# Assignment
Among the entries below, which lines include the string "this"? Show each one.

Website and app data records:
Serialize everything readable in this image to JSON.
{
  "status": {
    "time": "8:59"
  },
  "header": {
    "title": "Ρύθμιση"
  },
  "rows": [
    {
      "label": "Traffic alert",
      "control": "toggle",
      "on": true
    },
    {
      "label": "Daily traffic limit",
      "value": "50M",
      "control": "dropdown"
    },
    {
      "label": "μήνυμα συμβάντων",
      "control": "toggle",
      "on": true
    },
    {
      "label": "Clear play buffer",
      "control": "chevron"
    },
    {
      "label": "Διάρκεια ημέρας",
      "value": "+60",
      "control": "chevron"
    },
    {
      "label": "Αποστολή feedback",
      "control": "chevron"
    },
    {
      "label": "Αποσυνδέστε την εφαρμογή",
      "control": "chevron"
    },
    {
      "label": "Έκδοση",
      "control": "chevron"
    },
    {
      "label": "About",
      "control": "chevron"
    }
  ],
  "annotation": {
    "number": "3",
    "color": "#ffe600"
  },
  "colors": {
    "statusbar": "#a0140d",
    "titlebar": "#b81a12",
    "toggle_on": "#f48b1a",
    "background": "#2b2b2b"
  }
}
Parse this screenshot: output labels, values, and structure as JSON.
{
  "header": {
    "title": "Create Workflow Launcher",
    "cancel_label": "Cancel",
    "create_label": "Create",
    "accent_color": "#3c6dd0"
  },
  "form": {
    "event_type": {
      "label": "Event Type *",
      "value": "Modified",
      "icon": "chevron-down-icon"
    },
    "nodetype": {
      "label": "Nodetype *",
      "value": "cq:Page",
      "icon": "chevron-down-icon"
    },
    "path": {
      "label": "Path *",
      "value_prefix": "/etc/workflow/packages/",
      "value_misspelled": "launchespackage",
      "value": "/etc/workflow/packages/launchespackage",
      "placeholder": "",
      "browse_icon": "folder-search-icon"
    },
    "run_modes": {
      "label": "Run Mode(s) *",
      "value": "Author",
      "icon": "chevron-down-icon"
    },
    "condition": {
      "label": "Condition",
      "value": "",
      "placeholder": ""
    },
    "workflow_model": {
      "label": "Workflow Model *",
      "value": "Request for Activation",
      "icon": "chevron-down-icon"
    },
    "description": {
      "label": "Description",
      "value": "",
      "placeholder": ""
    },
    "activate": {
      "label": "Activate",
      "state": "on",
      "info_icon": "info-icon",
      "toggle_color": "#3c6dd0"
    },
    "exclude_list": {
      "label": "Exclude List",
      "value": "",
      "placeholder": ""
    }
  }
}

# Expected output
Serialize everything readable in this image to JSON.
Parse this screenshot: output labels, values, and structure as JSON.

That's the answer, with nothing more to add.